Are there romantic situations in the pilot? Yes. Are there cringe-worthy situations? Yes… Like that one we saw in the trailer when her friend thinks she is not interested in him because she is a lesbian. Unfortunately, said situations do happen in real life… People’s lives include love and hate and friendship: that is, feelings. Nothing wrong with that, and it is not the main point of the pilot. We are introduced to how Kara came to Earth, to how people see The Man of Steel and what he represents, and she finally decides to do something besides being “an assistant.”
I just have to point out that Supergirl was at first created as an accessory to the Superman, and she was supposed to be his counterpart. At that time, equality of genders and races did not have the same importance as nowadays. So, I see nothing wrong with her seeming to be more quirky and awkward and dorky than she really is. She is all this, but she is also strong. Vulnerability is not an exact synonym of weakness.
She even uses the fact that the bad guy is underestimating her for being a girl to serve her own purposes.
Also, Clark, who is a man, actually pretends to be quirky and awkward. It reminds me of Bill’s speech in Kill Bill about Clark being Superman’s alter ego and façade and not the other way around. Why would that be a problem with Kara?
In Superman’s first story in the comics, he did not even fly, but that changed in the second installment of his origin. In Smallville, it took ten years for that to happen. It takes a little more than ten minutes for Supergirl to fly in this pilot.
Despite all the rage against what some consider “pathetic feminism,” this pilot, leaked faster than a speeding bullet, did have good acceptance on the part of other reviewers, who agree that the trailer did not do any justice for the upcoming series.

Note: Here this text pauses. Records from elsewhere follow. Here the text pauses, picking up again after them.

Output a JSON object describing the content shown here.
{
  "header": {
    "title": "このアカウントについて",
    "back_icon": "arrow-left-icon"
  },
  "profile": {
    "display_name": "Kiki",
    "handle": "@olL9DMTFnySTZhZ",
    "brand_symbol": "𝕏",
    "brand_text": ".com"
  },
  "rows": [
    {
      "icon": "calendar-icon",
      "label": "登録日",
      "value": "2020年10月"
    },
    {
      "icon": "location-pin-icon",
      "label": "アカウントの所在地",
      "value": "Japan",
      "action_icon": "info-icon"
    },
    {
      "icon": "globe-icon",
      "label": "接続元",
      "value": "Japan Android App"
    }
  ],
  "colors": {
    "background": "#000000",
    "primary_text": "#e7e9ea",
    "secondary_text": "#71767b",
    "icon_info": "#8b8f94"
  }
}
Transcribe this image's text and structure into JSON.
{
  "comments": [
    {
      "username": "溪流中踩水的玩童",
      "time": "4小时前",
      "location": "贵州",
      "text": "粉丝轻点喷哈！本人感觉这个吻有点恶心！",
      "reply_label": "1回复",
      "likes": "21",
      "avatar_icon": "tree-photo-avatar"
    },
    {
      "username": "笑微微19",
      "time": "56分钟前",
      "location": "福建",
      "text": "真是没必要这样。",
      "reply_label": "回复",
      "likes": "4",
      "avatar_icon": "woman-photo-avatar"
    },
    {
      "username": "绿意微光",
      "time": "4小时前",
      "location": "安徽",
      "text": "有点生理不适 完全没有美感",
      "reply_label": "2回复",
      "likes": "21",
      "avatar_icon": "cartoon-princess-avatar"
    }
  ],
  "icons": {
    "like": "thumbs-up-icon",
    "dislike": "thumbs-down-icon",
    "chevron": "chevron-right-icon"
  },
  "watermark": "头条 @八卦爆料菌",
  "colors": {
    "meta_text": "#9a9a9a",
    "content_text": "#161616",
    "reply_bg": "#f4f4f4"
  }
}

Some might perceive saving a plane as a cliché, but it is more of a nod to Superman, and Jimmy Olsen even points that out. And I’ve also seen people complaining that Jimmy-call-me-James Olsen is not blond, and even that Supergirl is not a real blonde herself. I mean, seriously? Again, it’s an adaptation, and different portrayals of the characters meet and serve different times. Also, Olsen is much more confident than his character in the comics, and I don’t see a problem with that either. They discarded this trope! Plus, Mehcad Brooks and Melissa Benoist have great chemistry on screen. Kara is not over sexualized and she is incredibly charming!
Are there tropes that we have seen over and over on the big and small screen? Yes, but that’s what they are: tropes. Like the famous speech of the megasupervillain stating his plans is a trope, which was recently mocked by Ultron in The Avengers: Age of Ultron movie, and common shoujo manga tropes are mocked all over the shonen manga/anime Gekkan Shoujo Nozaki-Kun. If the writing is consistent and the acting and the whole story are good, there is no point in nitpicking tropes and totally spoil the fun of the story being told and shown on screen.
I will not delve further into the more spoilerish parts of the pilot, just want to point out that the series looks really promising and can be actually good after having watched the pilot, and I can’t wait for it to officially air! Also, from photos on the Internet, it seems that there will be a crossover between Supergirl and Flash, which would be awesome!
So, up up and away for Supergirl!